___ DATA SECTION

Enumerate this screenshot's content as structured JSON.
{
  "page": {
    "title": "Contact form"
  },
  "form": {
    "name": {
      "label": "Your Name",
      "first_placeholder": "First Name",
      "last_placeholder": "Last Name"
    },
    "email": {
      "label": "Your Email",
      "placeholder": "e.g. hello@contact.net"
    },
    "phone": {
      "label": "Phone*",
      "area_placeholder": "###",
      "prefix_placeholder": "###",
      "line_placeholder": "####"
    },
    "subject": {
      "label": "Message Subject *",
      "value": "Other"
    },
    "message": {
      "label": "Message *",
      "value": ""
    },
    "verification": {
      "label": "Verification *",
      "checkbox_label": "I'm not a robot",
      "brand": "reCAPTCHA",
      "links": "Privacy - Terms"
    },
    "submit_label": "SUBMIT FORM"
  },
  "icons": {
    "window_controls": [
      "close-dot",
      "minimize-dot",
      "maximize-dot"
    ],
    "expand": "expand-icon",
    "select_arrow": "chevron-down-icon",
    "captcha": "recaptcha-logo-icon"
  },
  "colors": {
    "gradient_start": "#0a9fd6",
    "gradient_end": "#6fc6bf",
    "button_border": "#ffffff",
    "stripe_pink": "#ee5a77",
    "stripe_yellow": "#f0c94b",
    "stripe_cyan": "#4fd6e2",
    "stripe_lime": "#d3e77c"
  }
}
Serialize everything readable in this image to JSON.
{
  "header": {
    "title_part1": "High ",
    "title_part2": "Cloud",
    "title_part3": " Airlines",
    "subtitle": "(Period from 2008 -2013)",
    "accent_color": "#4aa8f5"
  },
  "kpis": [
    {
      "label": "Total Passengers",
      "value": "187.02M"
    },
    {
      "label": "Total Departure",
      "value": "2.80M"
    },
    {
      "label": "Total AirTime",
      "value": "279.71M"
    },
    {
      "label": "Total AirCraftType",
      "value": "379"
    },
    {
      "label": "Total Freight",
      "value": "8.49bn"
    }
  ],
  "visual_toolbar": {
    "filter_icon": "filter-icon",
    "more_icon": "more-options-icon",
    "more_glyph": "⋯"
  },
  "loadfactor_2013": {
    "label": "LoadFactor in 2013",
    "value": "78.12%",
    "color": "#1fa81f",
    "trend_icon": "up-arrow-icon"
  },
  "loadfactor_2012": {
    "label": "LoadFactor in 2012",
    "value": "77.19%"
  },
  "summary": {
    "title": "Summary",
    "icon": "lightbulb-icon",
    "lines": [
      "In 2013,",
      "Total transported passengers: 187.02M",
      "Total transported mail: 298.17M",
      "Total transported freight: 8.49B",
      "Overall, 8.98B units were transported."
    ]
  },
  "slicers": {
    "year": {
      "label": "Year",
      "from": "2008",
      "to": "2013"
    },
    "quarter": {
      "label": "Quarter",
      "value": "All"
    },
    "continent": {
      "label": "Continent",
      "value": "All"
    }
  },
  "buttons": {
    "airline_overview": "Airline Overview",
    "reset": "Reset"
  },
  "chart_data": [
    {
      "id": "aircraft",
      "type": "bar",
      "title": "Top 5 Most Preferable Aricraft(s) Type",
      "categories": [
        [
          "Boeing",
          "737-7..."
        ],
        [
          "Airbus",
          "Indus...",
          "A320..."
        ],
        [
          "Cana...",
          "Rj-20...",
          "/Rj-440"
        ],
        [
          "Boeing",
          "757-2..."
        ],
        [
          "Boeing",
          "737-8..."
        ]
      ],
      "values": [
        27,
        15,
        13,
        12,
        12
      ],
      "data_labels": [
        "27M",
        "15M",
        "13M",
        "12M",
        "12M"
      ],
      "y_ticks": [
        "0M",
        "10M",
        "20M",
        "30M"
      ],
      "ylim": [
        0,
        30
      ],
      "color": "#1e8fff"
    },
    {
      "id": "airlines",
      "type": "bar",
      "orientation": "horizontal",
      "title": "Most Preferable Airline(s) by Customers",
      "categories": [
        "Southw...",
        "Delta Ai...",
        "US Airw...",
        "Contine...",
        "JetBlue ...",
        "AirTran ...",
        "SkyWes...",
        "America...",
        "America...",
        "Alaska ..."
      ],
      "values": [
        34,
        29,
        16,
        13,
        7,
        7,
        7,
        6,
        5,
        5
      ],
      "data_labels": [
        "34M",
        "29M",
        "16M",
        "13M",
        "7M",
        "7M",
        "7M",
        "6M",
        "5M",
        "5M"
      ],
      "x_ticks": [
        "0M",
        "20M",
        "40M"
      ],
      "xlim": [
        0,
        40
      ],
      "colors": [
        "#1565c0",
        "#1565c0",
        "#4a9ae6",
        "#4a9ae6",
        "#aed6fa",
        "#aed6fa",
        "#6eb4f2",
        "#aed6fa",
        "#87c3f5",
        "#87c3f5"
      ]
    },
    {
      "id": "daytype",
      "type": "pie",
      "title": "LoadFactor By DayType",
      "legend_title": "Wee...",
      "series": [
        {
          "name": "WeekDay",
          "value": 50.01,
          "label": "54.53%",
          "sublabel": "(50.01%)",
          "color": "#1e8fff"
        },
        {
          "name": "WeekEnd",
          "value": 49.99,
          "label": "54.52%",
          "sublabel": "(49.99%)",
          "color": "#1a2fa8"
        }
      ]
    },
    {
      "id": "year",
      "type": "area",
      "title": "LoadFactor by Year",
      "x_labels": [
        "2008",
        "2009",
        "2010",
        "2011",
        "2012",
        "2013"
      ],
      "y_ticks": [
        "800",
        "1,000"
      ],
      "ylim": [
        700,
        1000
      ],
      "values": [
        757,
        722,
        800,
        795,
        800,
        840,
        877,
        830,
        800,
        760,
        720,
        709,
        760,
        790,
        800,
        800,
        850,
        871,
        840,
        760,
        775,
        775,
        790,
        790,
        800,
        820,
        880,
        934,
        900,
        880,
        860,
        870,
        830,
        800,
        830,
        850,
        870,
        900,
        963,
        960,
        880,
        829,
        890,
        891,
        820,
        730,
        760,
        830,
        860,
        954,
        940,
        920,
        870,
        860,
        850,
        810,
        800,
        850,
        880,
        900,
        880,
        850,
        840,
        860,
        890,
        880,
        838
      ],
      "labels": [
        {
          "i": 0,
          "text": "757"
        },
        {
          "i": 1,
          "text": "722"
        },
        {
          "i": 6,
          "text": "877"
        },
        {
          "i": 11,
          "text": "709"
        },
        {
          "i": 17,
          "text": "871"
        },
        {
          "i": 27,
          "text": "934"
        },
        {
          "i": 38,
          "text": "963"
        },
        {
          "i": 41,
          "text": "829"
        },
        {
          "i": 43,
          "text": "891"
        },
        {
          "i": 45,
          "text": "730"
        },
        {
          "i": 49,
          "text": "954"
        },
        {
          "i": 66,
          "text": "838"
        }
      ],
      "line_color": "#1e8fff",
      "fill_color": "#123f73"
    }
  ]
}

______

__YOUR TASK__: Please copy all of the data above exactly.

__SOLVED PROBLEM__:
Enumerate this screenshot's content as structured JSON.
{
  "page": {
    "title": "Contact form"
  },
  "form": {
    "name": {
      "label": "Your Name",
      "first_placeholder": "First Name",
      "last_placeholder": "Last Name"
    },
    "email": {
      "label": "Your Email",
      "placeholder": "e.g. hello@contact.net"
    },
    "phone": {
      "label": "Phone*",
      "area_placeholder": "###",
      "prefix_placeholder": "###",
      "line_placeholder": "####"
    },
    "subject": {
      "label": "Message Subject *",
      "value": "Other"
    },
    "message": {
      "label": "Message *",
      "value": ""
    },
    "verification": {
      "label": "Verification *",
      "checkbox_label": "I'm not a robot",
      "brand": "reCAPTCHA",
      "links": "Privacy - Terms"
    },
    "submit_label": "SUBMIT FORM"
  },
  "icons": {
    "window_controls": [
      "close-dot",
      "minimize-dot",
      "maximize-dot"
    ],
    "expand": "expand-icon",
    "select_arrow": "chevron-down-icon",
    "captcha": "recaptcha-logo-icon"
  },
  "colors": {
    "gradient_start": "#0a9fd6",
    "gradient_end": "#6fc6bf",
    "button_border": "#ffffff",
    "stripe_pink": "#ee5a77",
    "stripe_yellow": "#f0c94b",
    "stripe_cyan": "#4fd6e2",
    "stripe_lime": "#d3e77c"
  }
}
Serialize everything readable in this image to JSON.
{
  "header": {
    "title_part1": "High ",
    "title_part2": "Cloud",
    "title_part3": " Airlines",
    "subtitle": "(Period from 2008 -2013)",
    "accent_color": "#4aa8f5"
  },
  "kpis": [
    {
      "label": "Total Passengers",
      "value": "187.02M"
    },
    {
      "label": "Total Departure",
      "value": "2.80M"
    },
    {
      "label": "Total AirTime",
      "value": "279.71M"
    },
    {
      "label": "Total AirCraftType",
      "value": "379"
    },
    {
      "label": "Total Freight",
      "value": "8.49bn"
    }
  ],
  "visual_toolbar": {
    "filter_icon": "filter-icon",
    "more_icon": "more-options-icon",
    "more_glyph": "⋯"
  },
  "loadfactor_2013": {
    "label": "LoadFactor in 2013",
    "value": "78.12%",
    "color": "#1fa81f",
    "trend_icon": "up-arrow-icon"
  },
  "loadfactor_2012": {
    "label": "LoadFactor in 2012",
    "value": "77.19%"
  },
  "summary": {
    "title": "Summary",
    "icon": "lightbulb-icon",
    "lines": [
      "In 2013,",
      "Total transported passengers: 187.02M",
      "Total transported mail: 298.17M",
      "Total transported freight: 8.49B",
      "Overall, 8.98B units were transported."
    ]
  },
  "slicers": {
    "year": {
      "label": "Year",
      "from": "2008",
      "to": "2013"
    },
    "quarter": {
      "label": "Quarter",
      "value": "All"
    },
    "continent": {
      "label": "Continent",
      "value": "All"
    }
  },
  "buttons": {
    "airline_overview": "Airline Overview",
    "reset": "Reset"
  },
  "chart_data": [
    {
      "id": "aircraft",
      "type": "bar",
      "title": "Top 5 Most Preferable Aricraft(s) Type",
      "categories": [
        [
          "Boeing",
          "737-7..."
        ],
        [
          "Airbus",
          "Indus...",
          "A320..."
        ],
        [
          "Cana...",
          "Rj-20...",
          "/Rj-440"
        ],
        [
          "Boeing",
          "757-2..."
        ],
        [
          "Boeing",
          "737-8..."
        ]
      ],
      "values": [
        27,
        15,
        13,
        12,
        12
      ],
      "data_labels": [
        "27M",
        "15M",
        "13M",
        "12M",
        "12M"
      ],
      "y_ticks": [
        "0M",
        "10M",
        "20M",
        "30M"
      ],
      "ylim": [
        0,
        30
      ],
      "color": "#1e8fff"
    },
    {
      "id": "airlines",
      "type": "bar",
      "orientation": "horizontal",
      "title": "Most Preferable Airline(s) by Customers",
      "categories": [
        "Southw...",
        "Delta Ai...",
        "US Airw...",
        "Contine...",
        "JetBlue ...",
        "AirTran ...",
        "SkyWes...",
        "America...",
        "America...",
        "Alaska ..."
      ],
      "values": [
        34,
        29,
        16,
        13,
        7,
        7,
        7,
        6,
        5,
        5
      ],
      "data_labels": [
        "34M",
        "29M",
        "16M",
        "13M",
        "7M",
        "7M",
        "7M",
        "6M",
        "5M",
        "5M"
      ],
      "x_ticks": [
        "0M",
        "20M",
        "40M"
      ],
      "xlim": [
        0,
        40
      ],
      "colors": [
        "#1565c0",
        "#1565c0",
        "#4a9ae6",
        "#4a9ae6",
        "#aed6fa",
        "#aed6fa",
        "#6eb4f2",
        "#aed6fa",
        "#87c3f5",
        "#87c3f5"
      ]
    },
    {
      "id": "daytype",
      "type": "pie",
      "title": "LoadFactor By DayType",
      "legend_title": "Wee...",
      "series": [
        {
          "name": "WeekDay",
          "value": 50.01,
          "label": "54.53%",
          "sublabel": "(50.01%)",
          "color": "#1e8fff"
        },
        {
          "name": "WeekEnd",
          "value": 49.99,
          "label": "54.52%",
          "sublabel": "(49.99%)",
          "color": "#1a2fa8"
        }
      ]
    },
    {
      "id": "year",
      "type": "area",
      "title": "LoadFactor by Year",
      "x_labels": [
        "2008",
        "2009",
        "2010",
        "2011",
        "2012",
        "2013"
      ],
      "y_ticks": [
        "800",
        "1,000"
      ],
      "ylim": [
        700,
        1000
      ],
      "values": [
        757,
        722,
        800,
        795,
        800,
        840,
        877,
        830,
        800,
        760,
        720,
        709,
        760,
        790,
        800,
        800,
        850,
        871,
        840,
        760,
        775,
        775,
        790,
        790,
        800,
        820,
        880,
        934,
        900,
        880,
        860,
        870,
        830,
        800,
        830,
        850,
        870,
        900,
        963,
        960,
        880,
        829,
        890,
        891,
        820,
        730,
        760,
        830,
        860,
        954,
        940,
        920,
        870,
        860,
        850,
        810,
        800,
        850,
        880,
        900,
        880,
        850,
        840,
        860,
        890,
        880,
        838
      ],
      "labels": [
        {
          "i": 0,
          "text": "757"
        },
        {
          "i": 1,
          "text": "722"
        },
        {
          "i": 6,
          "text": "877"
        },
        {
          "i": 11,
          "text": "709"
        },
        {
          "i": 17,
          "text": "871"
        },
        {
          "i": 27,
          "text": "934"
        },
        {
          "i": 38,
          "text": "963"
        },
        {
          "i": 41,
          "text": "829"
        },
        {
          "i": 43,
          "text": "891"
        },
        {
          "i": 45,
          "text": "730"
        },
        {
          "i": 49,
          "text": "954"
        },
        {
          "i": 66,
          "text": "838"
        }
      ],
      "line_color": "#1e8fff",
      "fill_color": "#123f73"
    }
  ]
}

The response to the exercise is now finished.